and American antiques, such as kerosene lamps and stoneware.
And, really, it’s only fitting the home includes tangible markers of the family’s travels, as the structure itself was designed while they lived inside a guarded compound in Saudi Arabia along the Persian Gulf — Gary’s last work assignment before retirement. “I moved in 11 times in my career in petrochemicals,” he explains. “So we had a lot of chances to see and talk about what it is we wanted out of a home.” Judy, a retired airline flight attendant, affirms: “We had been talking about the kinds of things we wanted in it for over 20 years.”
As they went back and forth on the details of their forever home one thing the couple never wavered on was returning to their home state. “We are both graduates of Oklahoma State and always knew we wanted to come back here,” says Gary.
For Matt Franklin of Michigan-based Riverbend Timber Framing
— the lead architect on the project responsible for conducting virtual design conferences with the couple and shipping plans to Saudi Arabia for approval — the fact that the Allens chose to come back to their family land speaks volumes.
“They wanted to return to their roots, to some place humble, when the whole world was available to them,” says Matt. “That says a lot about the kind of people they are.”
To design a house that manifested the couple’s down-to-earth mentality, Matt homed in on their needs — both now and later. The Allen’s three youngest children were in 6th, 7th and 9th grades when the family returned to the states to build the home, so Matt had to consider how the house would function with three teenagers but also keep the long view in mind. “This was a real legacy project. They wanted a home they could live comfortably in now and pass on to their children and grandchildren later,” he says.
To keep things “forever friendly,” Matt situated everything the couple would need for long-term living on the main floor, including the master suite and laundry room. An office and a sewing room, which can double as a bedroom, round out the upstairs offerings, while below, the full daylight basement features a family room with entertainment area and kitchenette, along with three en suite guest rooms with walk-in closets and an additional laundry room.
When it came time to flesh out the wood details of the home, Matt looked to an existing timber-framed pavilion by the pond for inspiration. “They wanted the truss features
of the home to match that structure,” he explains. Outside, timber details abound, starting with the porte-cochère that welcomes visitors and continuing in the wrap-around covered deck that invites them to linger long enough to catch a glimpse of local wildlife. Inside, trusses span from the front door to the rear window wall, while timber posts anchor the space, structurally and visually. “We used darker stain at the bottom of the timbers, and then as you get into the tongue-and-groove, the stain gets lighter, with the lightest wood being in the cathedral ceilings,” explains Judy. Other wood elements include red oak flooring, knotty alder trim and cabinetry and pine doors.

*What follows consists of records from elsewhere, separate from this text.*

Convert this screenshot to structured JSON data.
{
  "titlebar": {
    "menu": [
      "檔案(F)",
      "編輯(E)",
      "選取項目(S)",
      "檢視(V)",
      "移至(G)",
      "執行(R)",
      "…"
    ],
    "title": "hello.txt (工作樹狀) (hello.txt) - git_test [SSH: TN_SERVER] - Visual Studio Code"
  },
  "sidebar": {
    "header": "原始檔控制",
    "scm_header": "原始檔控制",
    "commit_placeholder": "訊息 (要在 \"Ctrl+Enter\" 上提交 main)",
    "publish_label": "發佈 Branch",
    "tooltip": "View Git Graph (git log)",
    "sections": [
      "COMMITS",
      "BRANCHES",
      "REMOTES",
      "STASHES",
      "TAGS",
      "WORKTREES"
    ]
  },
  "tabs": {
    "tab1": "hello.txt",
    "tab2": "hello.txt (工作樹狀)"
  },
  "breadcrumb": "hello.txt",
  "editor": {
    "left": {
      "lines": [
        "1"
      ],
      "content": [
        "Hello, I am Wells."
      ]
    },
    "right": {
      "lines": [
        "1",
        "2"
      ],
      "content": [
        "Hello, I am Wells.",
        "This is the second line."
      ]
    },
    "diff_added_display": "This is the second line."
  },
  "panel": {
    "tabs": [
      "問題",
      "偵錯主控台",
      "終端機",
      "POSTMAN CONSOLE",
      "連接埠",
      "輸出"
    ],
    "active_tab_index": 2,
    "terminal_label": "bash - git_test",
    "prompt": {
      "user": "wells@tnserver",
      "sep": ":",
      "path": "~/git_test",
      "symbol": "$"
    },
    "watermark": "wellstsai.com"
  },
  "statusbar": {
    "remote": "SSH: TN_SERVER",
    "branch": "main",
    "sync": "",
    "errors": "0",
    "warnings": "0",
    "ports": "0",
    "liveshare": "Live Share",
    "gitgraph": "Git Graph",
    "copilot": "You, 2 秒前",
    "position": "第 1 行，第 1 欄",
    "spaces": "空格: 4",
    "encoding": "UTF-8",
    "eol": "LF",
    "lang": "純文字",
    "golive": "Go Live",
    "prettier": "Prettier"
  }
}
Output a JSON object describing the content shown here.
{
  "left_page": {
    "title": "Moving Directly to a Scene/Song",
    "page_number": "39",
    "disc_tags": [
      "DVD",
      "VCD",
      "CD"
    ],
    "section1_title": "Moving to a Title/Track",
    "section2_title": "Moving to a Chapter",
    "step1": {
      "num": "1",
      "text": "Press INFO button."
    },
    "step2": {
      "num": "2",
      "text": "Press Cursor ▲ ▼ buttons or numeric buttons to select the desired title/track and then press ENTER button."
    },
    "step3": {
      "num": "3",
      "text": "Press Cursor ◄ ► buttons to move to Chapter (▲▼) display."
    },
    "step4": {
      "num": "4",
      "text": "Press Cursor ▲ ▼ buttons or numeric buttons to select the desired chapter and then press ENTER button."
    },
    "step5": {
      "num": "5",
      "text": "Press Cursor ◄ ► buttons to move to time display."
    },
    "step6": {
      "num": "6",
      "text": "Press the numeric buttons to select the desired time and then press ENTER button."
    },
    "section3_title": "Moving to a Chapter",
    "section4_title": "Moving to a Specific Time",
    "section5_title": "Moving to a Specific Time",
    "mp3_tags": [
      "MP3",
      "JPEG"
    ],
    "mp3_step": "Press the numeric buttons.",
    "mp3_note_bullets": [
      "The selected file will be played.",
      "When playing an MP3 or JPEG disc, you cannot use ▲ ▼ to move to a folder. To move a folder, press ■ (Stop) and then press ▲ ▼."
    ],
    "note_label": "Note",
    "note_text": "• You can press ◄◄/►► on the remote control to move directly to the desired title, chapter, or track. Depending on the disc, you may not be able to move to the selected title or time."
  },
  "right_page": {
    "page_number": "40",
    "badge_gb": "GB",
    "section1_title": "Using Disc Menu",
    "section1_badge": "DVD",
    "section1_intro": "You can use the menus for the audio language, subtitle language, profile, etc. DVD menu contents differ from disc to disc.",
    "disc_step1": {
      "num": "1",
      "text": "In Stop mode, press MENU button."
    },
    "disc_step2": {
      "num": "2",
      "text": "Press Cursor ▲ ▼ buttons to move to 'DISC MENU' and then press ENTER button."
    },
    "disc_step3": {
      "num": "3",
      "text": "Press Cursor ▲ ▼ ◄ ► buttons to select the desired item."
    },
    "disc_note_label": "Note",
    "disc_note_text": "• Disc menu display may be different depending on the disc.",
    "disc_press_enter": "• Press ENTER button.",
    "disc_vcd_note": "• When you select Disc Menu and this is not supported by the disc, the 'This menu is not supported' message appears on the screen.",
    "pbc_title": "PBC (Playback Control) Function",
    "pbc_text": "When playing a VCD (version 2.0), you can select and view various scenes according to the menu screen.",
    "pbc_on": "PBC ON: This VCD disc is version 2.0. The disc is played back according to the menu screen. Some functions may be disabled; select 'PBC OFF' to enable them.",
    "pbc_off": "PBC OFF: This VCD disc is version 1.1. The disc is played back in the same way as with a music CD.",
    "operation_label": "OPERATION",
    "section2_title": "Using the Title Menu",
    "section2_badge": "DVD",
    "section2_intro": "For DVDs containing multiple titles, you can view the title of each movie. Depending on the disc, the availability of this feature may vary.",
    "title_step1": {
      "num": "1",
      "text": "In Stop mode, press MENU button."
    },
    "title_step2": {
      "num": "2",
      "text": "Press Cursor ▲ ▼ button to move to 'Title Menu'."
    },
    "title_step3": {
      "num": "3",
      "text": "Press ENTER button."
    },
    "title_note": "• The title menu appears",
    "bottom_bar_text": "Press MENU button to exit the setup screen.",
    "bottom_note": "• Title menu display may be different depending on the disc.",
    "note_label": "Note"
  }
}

While it’s fair to attribute the home’s aesthetic warmth, in part, to the timber frame and wood features, it’s the family’s building philosophy that ultimately created an inviting home that embodies hygge — a Scandinavian concept that centers around comfort. “More than anything, we want the home to function as a welcoming gathering place that allows people to feel comfortable,” says Judy.

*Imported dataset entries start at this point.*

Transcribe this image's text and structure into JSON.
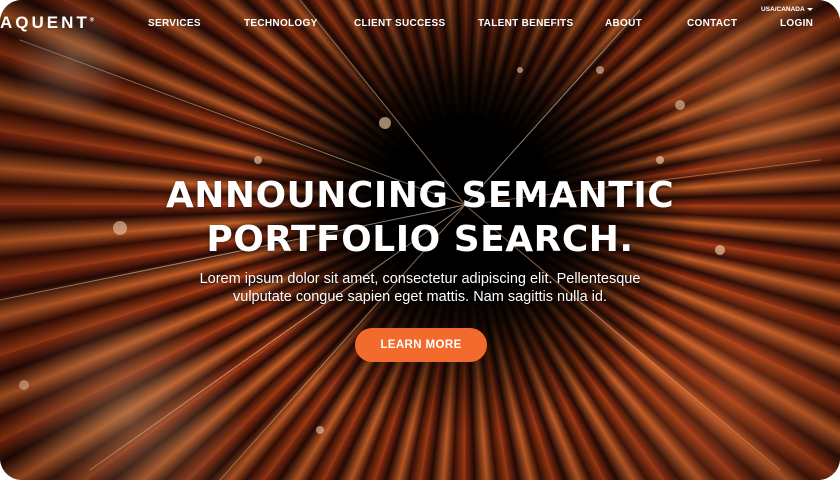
{
  "header": {
    "logo_text": "AQUENT",
    "logo_mark": "®",
    "region_label": "USA/CANADA",
    "nav": [
      {
        "label": "SERVICES"
      },
      {
        "label": "TECHNOLOGY"
      },
      {
        "label": "CLIENT SUCCESS"
      },
      {
        "label": "TALENT BENEFITS"
      },
      {
        "label": "ABOUT"
      },
      {
        "label": "CONTACT"
      },
      {
        "label": "LOGIN"
      }
    ]
  },
  "hero": {
    "headline_line1": "ANNOUNCING SEMANTIC",
    "headline_line2": "PORTFOLIO SEARCH.",
    "subtext_line1": "Lorem ipsum dolor sit amet, consectetur adipiscing elit. Pellentesque",
    "subtext_line2": "vulputate congue sapien eget mattis. Nam sagittis nulla id.",
    "cta_label": "LEARN MORE",
    "colors": {
      "accent": "#f26b2d",
      "background": "#0a0604",
      "text": "#ffffff"
    }
  },
  "icons": {
    "region_caret": "chevron-down-icon"
  }
}
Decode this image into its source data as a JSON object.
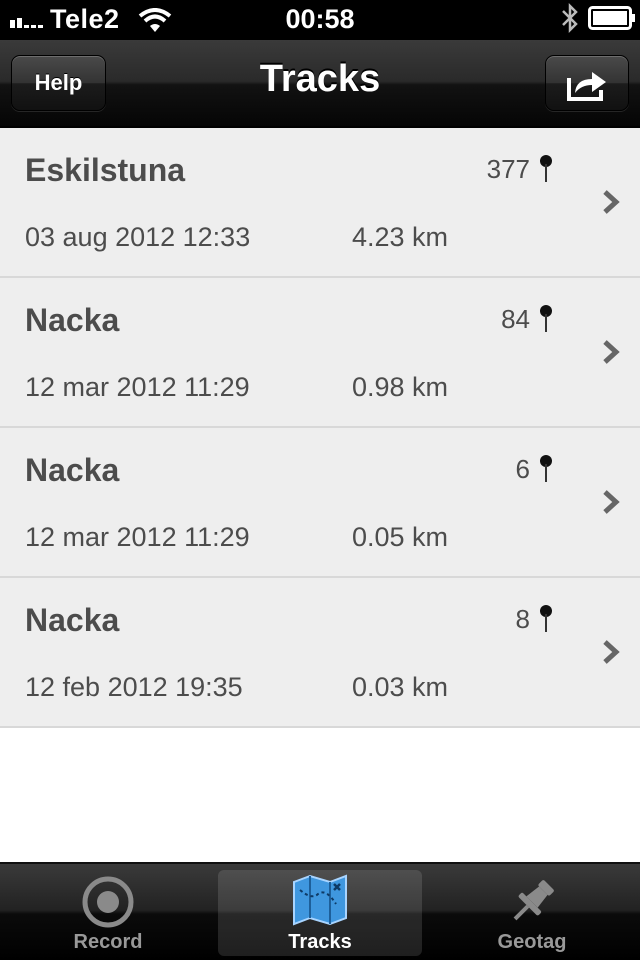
{
  "status_bar": {
    "carrier": "Tele2",
    "time": "00:58"
  },
  "nav": {
    "title": "Tracks",
    "help_label": "Help"
  },
  "tracks": [
    {
      "name": "Eskilstuna",
      "count": "377",
      "date": "03 aug 2012 12:33",
      "distance": "4.23 km"
    },
    {
      "name": "Nacka",
      "count": "84",
      "date": "12 mar 2012 11:29",
      "distance": "0.98 km"
    },
    {
      "name": "Nacka",
      "count": "6",
      "date": "12 mar 2012 11:29",
      "distance": "0.05 km"
    },
    {
      "name": "Nacka",
      "count": "8",
      "date": "12 feb 2012 19:35",
      "distance": "0.03 km"
    }
  ],
  "tabs": [
    {
      "label": "Record",
      "icon": "record-icon",
      "selected": false
    },
    {
      "label": "Tracks",
      "icon": "map-icon",
      "selected": true
    },
    {
      "label": "Geotag",
      "icon": "pushpin-icon",
      "selected": false
    }
  ],
  "colors": {
    "row_background": "#eeeeee",
    "row_text": "#4c4c4c",
    "bar_dark": "#000000"
  }
}
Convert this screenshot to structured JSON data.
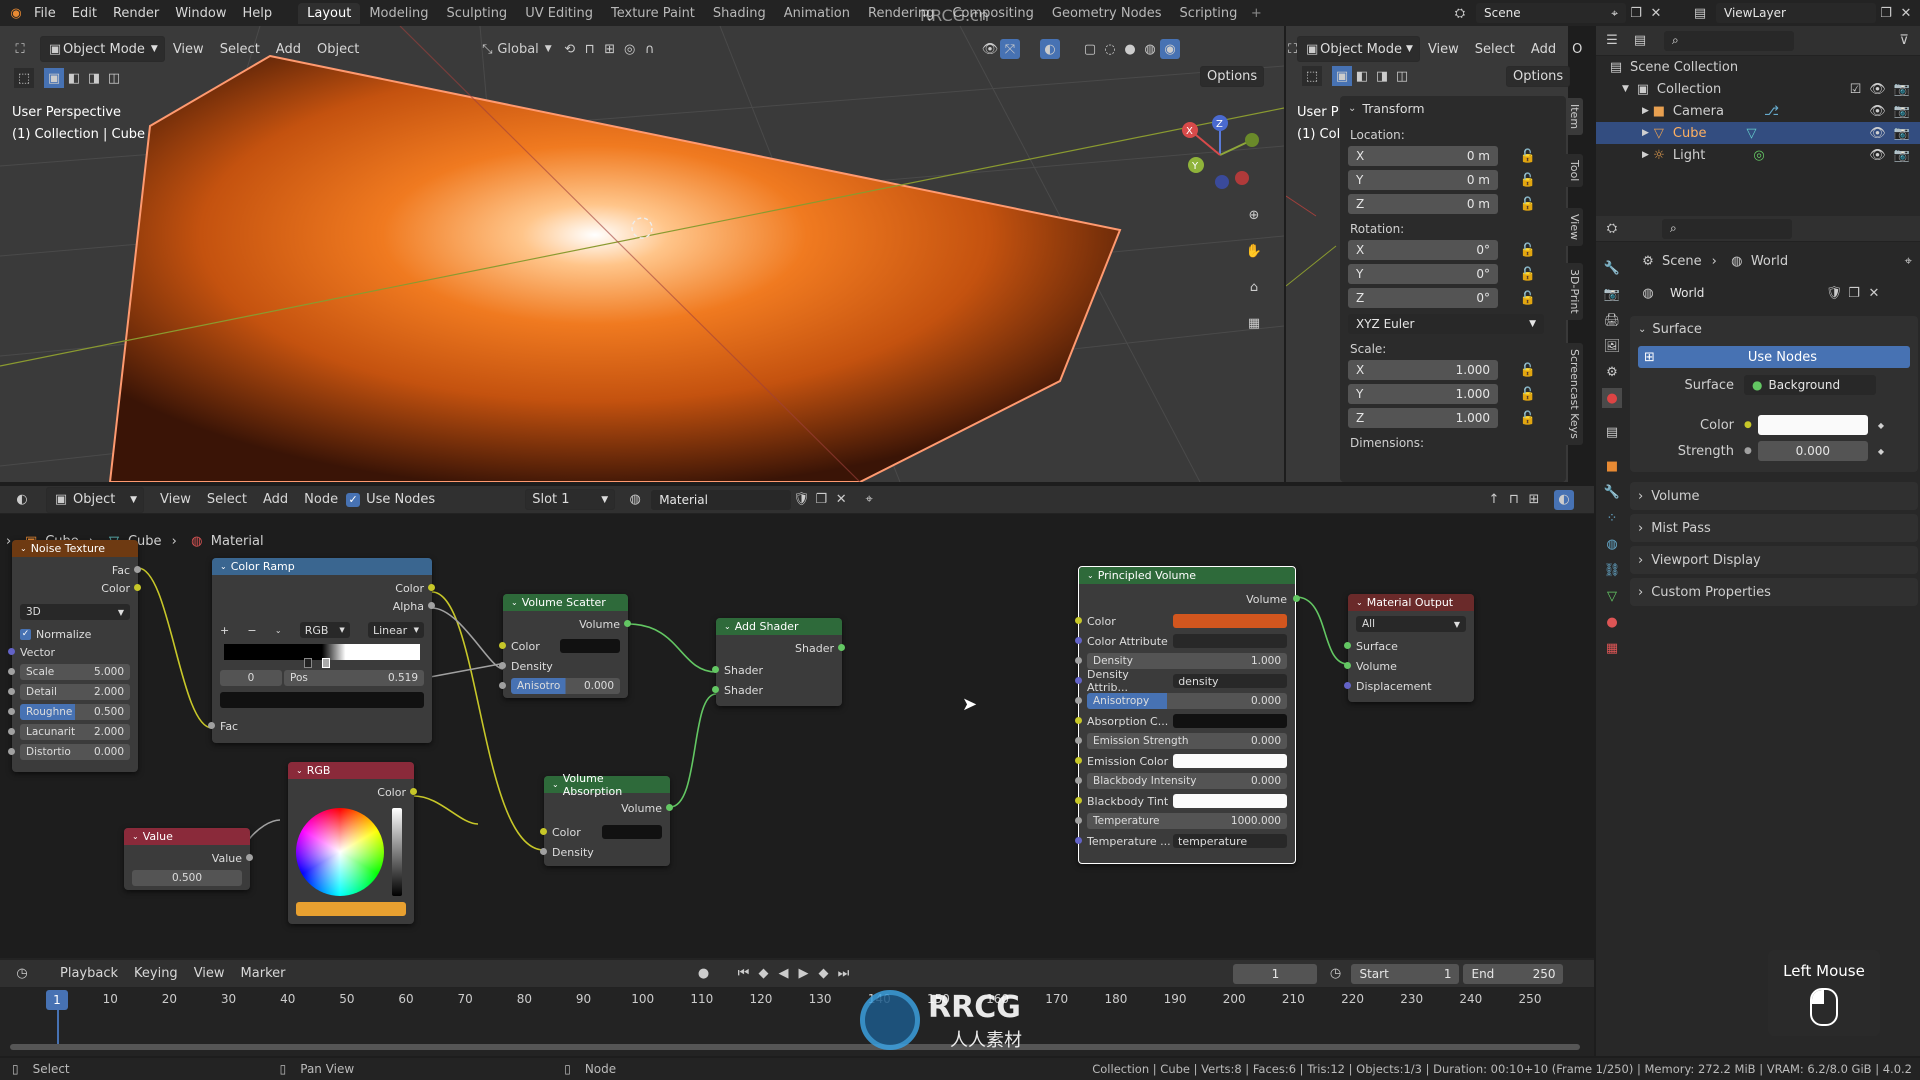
{
  "topbar": {
    "menus": [
      "File",
      "Edit",
      "Render",
      "Window",
      "Help"
    ],
    "workspaces": [
      "Layout",
      "Modeling",
      "Sculpting",
      "UV Editing",
      "Texture Paint",
      "Shading",
      "Animation",
      "Rendering",
      "Compositing",
      "Geometry Nodes",
      "Scripting"
    ],
    "active_workspace": "Layout",
    "scene": "Scene",
    "view_layer": "ViewLayer"
  },
  "viewport": {
    "mode": "Object Mode",
    "menus": [
      "View",
      "Select",
      "Add",
      "Object"
    ],
    "transform_orientation": "Global",
    "options": "Options",
    "title": "User Perspective",
    "subtitle": "(1) Collection | Cube",
    "axes": {
      "x": "X",
      "y": "Y",
      "z": "Z"
    }
  },
  "viewport2": {
    "mode": "Object Mode",
    "menus": [
      "View",
      "Select",
      "Add",
      "O"
    ],
    "options": "Options",
    "title": "User P",
    "subtitle": "(1) Col"
  },
  "npanel": {
    "tabs": [
      "Item",
      "Tool",
      "View",
      "3D-Print",
      "Screencast Keys"
    ],
    "transform_title": "Transform",
    "location_label": "Location:",
    "location": [
      {
        "axis": "X",
        "value": "0 m"
      },
      {
        "axis": "Y",
        "value": "0 m"
      },
      {
        "axis": "Z",
        "value": "0 m"
      }
    ],
    "rotation_label": "Rotation:",
    "rotation": [
      {
        "axis": "X",
        "value": "0°"
      },
      {
        "axis": "Y",
        "value": "0°"
      },
      {
        "axis": "Z",
        "value": "0°"
      }
    ],
    "rotation_mode": "XYZ Euler",
    "scale_label": "Scale:",
    "scale": [
      {
        "axis": "X",
        "value": "1.000"
      },
      {
        "axis": "Y",
        "value": "1.000"
      },
      {
        "axis": "Z",
        "value": "1.000"
      }
    ],
    "dimensions_label": "Dimensions:"
  },
  "outliner": {
    "root": "Scene Collection",
    "collection": "Collection",
    "items": [
      {
        "name": "Camera",
        "color": "#e8a050"
      },
      {
        "name": "Cube",
        "color": "#e8a050"
      },
      {
        "name": "Light",
        "color": "#e8a050"
      }
    ],
    "selected": "Cube"
  },
  "properties": {
    "breadcrumb_scene": "Scene",
    "breadcrumb_world": "World",
    "world_name": "World",
    "surface_panel": "Surface",
    "use_nodes": "Use Nodes",
    "surface_label": "Surface",
    "surface_value": "Background",
    "color_label": "Color",
    "strength_label": "Strength",
    "strength_value": "0.000",
    "panels": [
      "Volume",
      "Mist Pass",
      "Viewport Display",
      "Custom Properties"
    ]
  },
  "node_editor": {
    "type": "Object",
    "menus": [
      "View",
      "Select",
      "Add",
      "Node"
    ],
    "use_nodes": "Use Nodes",
    "slot": "Slot 1",
    "material": "Material",
    "breadcrumb": [
      "Cube",
      "Cube",
      "Material"
    ]
  },
  "nodes": {
    "noise": {
      "title": "Noise Texture",
      "fac": "Fac",
      "color": "Color",
      "dim": "3D",
      "normalize": "Normalize",
      "vector": "Vector",
      "fields": [
        {
          "label": "Scale",
          "value": "5.000"
        },
        {
          "label": "Detail",
          "value": "2.000"
        },
        {
          "label": "Roughne",
          "value": "0.500"
        },
        {
          "label": "Lacunarit",
          "value": "2.000"
        },
        {
          "label": "Distortio",
          "value": "0.000"
        }
      ]
    },
    "color_ramp": {
      "title": "Color Ramp",
      "out_color": "Color",
      "out_alpha": "Alpha",
      "mode": "RGB",
      "interp": "Linear",
      "index": "0",
      "pos_label": "Pos",
      "pos_value": "0.519",
      "fac": "Fac"
    },
    "rgb": {
      "title": "RGB",
      "out": "Color",
      "swatch": "#e8a030"
    },
    "value": {
      "title": "Value",
      "out": "Value",
      "val": "0.500"
    },
    "volume_scatter": {
      "title": "Volume Scatter",
      "out": "Volume",
      "color": "Color",
      "density": "Density",
      "aniso_label": "Anisotro",
      "aniso_value": "0.000"
    },
    "volume_absorption": {
      "title": "Volume Absorption",
      "out": "Volume",
      "color": "Color",
      "density": "Density"
    },
    "add_shader": {
      "title": "Add Shader",
      "out": "Shader",
      "in1": "Shader",
      "in2": "Shader"
    },
    "principled_volume": {
      "title": "Principled Volume",
      "out": "Volume",
      "color": "Color",
      "color_attr": "Color Attribute",
      "density_label": "Density",
      "density_value": "1.000",
      "density_attr_label": "Density Attrib...",
      "density_attr_value": "density",
      "anisotropy_label": "Anisotropy",
      "anisotropy_value": "0.000",
      "absorption": "Absorption C...",
      "emission_strength_label": "Emission Strength",
      "emission_strength_value": "0.000",
      "emission_color": "Emission Color",
      "blackbody_label": "Blackbody Intensity",
      "blackbody_value": "0.000",
      "blackbody_tint": "Blackbody Tint",
      "temperature_label": "Temperature",
      "temperature_value": "1000.000",
      "temp_attr_label": "Temperature ...",
      "temp_attr_value": "temperature",
      "color_swatch": "#d2561e"
    },
    "material_output": {
      "title": "Material Output",
      "target": "All",
      "surface": "Surface",
      "volume": "Volume",
      "displacement": "Displacement"
    }
  },
  "timeline": {
    "menus": [
      "Playback",
      "Keying",
      "View",
      "Marker"
    ],
    "current_frame": "1",
    "start_label": "Start",
    "start": "1",
    "end_label": "End",
    "end": "250",
    "ticks": [
      "1",
      "10",
      "20",
      "30",
      "40",
      "50",
      "60",
      "70",
      "80",
      "90",
      "100",
      "110",
      "120",
      "130",
      "140",
      "150",
      "160",
      "170",
      "180",
      "190",
      "200",
      "210",
      "220",
      "230",
      "240",
      "250"
    ]
  },
  "statusbar": {
    "select": "Select",
    "pan": "Pan View",
    "node": "Node",
    "stats": "Collection | Cube | Verts:8 | Faces:6 | Tris:12 | Objects:1/3 | Duration: 00:10+10 (Frame 1/250) | Memory: 272.2 MiB | VRAM: 6.2/8.0 GiB | 4.0.2"
  },
  "overlay": {
    "left_mouse": "Left Mouse",
    "watermark": "RRCG",
    "watermark_sub": "人人素材",
    "watermark_top": "RRCG.cn"
  }
}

The home has fulfilled those hopes time and again, giving the Allen family a place to sink in comfort. And perhaps tapping into that deeply held desire to belong is what best explains how a simple timber home in central Oklahoma has risen to the top of the family’s “favorites places in the world list.”

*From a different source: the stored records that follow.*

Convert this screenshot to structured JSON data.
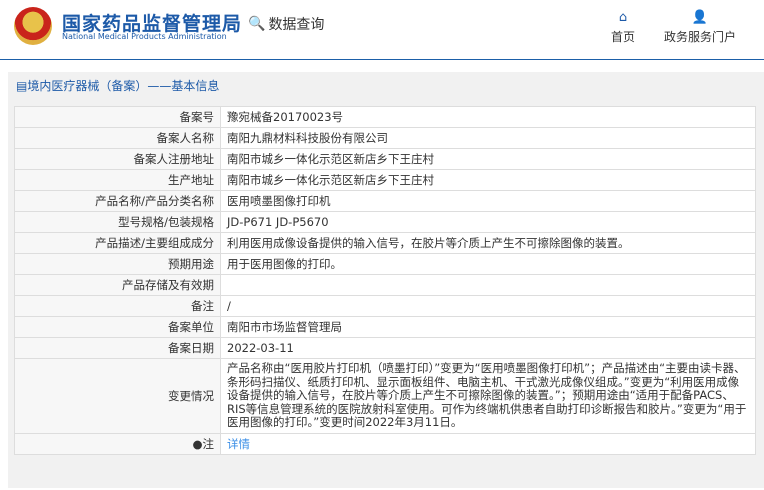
{
  "header": {
    "logo_cn": "国家药品监督管理局",
    "logo_en": "National Medical Products Administration",
    "data_query": "数据查询",
    "nav": [
      {
        "label": "首页",
        "icon": "home-icon"
      },
      {
        "label": "政务服务门户",
        "icon": "user-icon"
      }
    ]
  },
  "panel": {
    "title": "境内医疗器械（备案）——基本信息"
  },
  "rows": [
    {
      "label": "备案号",
      "value": "豫宛械备20170023号"
    },
    {
      "label": "备案人名称",
      "value": "南阳九鼎材料科技股份有限公司"
    },
    {
      "label": "备案人注册地址",
      "value": "南阳市城乡一体化示范区新店乡下王庄村"
    },
    {
      "label": "生产地址",
      "value": "南阳市城乡一体化示范区新店乡下王庄村"
    },
    {
      "label": "产品名称/产品分类名称",
      "value": "医用喷墨图像打印机"
    },
    {
      "label": "型号规格/包装规格",
      "value": "JD-P671 JD-P5670"
    },
    {
      "label": "产品描述/主要组成成分",
      "value": "利用医用成像设备提供的输入信号，在胶片等介质上产生不可擦除图像的装置。"
    },
    {
      "label": "预期用途",
      "value": "用于医用图像的打印。"
    },
    {
      "label": "产品存储及有效期",
      "value": ""
    },
    {
      "label": "备注",
      "value": "/"
    },
    {
      "label": "备案单位",
      "value": "南阳市市场监督管理局"
    },
    {
      "label": "备案日期",
      "value": "2022-03-11"
    },
    {
      "label": "变更情况",
      "value": "产品名称由“医用胶片打印机（喷墨打印）”变更为“医用喷墨图像打印机”；产品描述由“主要由读卡器、条形码扫描仪、纸质打印机、显示面板组件、电脑主机、干式激光成像仪组成。”变更为“利用医用成像设备提供的输入信号，在胶片等介质上产生不可擦除图像的装置。”；预期用途由“适用于配备PACS、RIS等信息管理系统的医院放射科室使用。可作为终端机供患者自助打印诊断报告和胶片。”变更为“用于医用图像的打印。”变更时间2022年3月11日。"
    }
  ],
  "note": {
    "label": "注",
    "link": "详情"
  }
}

“There’s no doubt that this is where we are supposed to be, and we couldn’t be happier about that,” says Judy. Turns out, there really is no place like home.
Square Footage: 4,900